(Des Moines, IA) I’m here to talk to teachers, students, and nonprofit leaders about service-learning: the intentional combination of community service with academic work. This is a big deal–24% of schools offer it. But the prevalence has declined, according to a new study by the Corporation for National and Community Service–down from 32 percent in 1999.

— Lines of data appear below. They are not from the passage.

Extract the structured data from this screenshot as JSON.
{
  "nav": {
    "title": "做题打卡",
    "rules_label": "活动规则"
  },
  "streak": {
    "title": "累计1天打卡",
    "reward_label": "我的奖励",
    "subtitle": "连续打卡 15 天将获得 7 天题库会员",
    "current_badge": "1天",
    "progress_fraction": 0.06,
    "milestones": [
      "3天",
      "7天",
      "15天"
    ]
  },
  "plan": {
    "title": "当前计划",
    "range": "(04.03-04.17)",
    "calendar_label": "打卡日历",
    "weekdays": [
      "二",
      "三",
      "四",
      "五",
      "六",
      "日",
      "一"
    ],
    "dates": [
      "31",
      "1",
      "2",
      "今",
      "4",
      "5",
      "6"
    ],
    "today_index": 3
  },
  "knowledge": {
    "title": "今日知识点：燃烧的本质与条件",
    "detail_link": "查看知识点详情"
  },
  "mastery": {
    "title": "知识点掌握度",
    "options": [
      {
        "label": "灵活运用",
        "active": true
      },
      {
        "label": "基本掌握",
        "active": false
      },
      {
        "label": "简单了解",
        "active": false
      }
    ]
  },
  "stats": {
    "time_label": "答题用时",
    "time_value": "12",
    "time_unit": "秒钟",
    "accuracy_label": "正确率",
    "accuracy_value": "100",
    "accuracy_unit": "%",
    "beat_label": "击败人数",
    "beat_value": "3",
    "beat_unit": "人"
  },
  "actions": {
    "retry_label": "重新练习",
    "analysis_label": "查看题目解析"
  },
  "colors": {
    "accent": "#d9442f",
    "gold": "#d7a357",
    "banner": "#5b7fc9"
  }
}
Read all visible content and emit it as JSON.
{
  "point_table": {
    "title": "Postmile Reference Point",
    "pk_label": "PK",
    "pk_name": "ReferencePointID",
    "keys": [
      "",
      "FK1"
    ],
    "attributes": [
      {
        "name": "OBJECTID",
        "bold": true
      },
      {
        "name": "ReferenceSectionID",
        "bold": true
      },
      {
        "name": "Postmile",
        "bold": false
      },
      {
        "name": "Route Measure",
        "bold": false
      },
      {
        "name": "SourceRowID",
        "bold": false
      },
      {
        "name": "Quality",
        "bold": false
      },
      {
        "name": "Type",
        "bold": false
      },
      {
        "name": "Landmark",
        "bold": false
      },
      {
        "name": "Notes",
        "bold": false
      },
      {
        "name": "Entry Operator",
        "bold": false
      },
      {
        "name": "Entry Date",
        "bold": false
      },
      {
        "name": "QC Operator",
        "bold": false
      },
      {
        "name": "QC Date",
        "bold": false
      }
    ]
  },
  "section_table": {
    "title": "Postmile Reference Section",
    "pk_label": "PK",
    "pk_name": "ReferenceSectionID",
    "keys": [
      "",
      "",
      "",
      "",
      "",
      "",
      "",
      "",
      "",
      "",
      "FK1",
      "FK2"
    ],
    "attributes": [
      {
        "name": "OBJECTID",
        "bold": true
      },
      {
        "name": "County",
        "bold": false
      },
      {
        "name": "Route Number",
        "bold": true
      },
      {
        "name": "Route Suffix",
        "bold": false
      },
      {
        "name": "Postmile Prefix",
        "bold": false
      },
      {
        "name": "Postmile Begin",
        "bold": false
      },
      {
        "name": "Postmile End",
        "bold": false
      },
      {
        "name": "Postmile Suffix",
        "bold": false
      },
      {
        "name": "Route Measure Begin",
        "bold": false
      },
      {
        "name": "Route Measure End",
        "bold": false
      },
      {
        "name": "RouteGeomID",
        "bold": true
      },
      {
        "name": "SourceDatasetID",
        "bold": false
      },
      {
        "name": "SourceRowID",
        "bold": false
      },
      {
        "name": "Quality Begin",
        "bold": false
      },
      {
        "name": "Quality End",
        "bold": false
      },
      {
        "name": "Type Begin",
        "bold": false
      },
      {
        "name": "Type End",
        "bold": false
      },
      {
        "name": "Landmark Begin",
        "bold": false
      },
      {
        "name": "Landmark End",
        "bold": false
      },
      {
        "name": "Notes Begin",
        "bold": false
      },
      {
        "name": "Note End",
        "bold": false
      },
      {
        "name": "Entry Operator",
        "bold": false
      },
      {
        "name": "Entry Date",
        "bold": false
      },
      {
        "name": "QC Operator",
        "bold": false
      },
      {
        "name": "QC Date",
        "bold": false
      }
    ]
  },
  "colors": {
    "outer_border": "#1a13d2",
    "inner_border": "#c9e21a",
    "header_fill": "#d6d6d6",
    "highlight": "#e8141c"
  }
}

It’s my sense that the movement for service-learning has reached a crisis point. It isn’t included in federal education law; it isn’t a priority in an era of concern about reading and math; the federal funding has been cut (in real terms) since 2001; and the quality of programs is so uneven that outsiders could be reasonably skeptical about its value. On the other hand, the best programs are superb; they fit the outlook of the incoming administration; and there is strong support for service-learning in the Kennedy-Hatch Serve-America bill that both Senators McCain and Obama promised to sign. That bill would direct most resources to poor districts, which today are much less likely to offer service-learning. So we could be poised for improvements in quality, quantity, and eqaulity. Or else service-learning could falter if Kennedy-Hatch isn’t fully funded and the grassroots movement continues to shrink.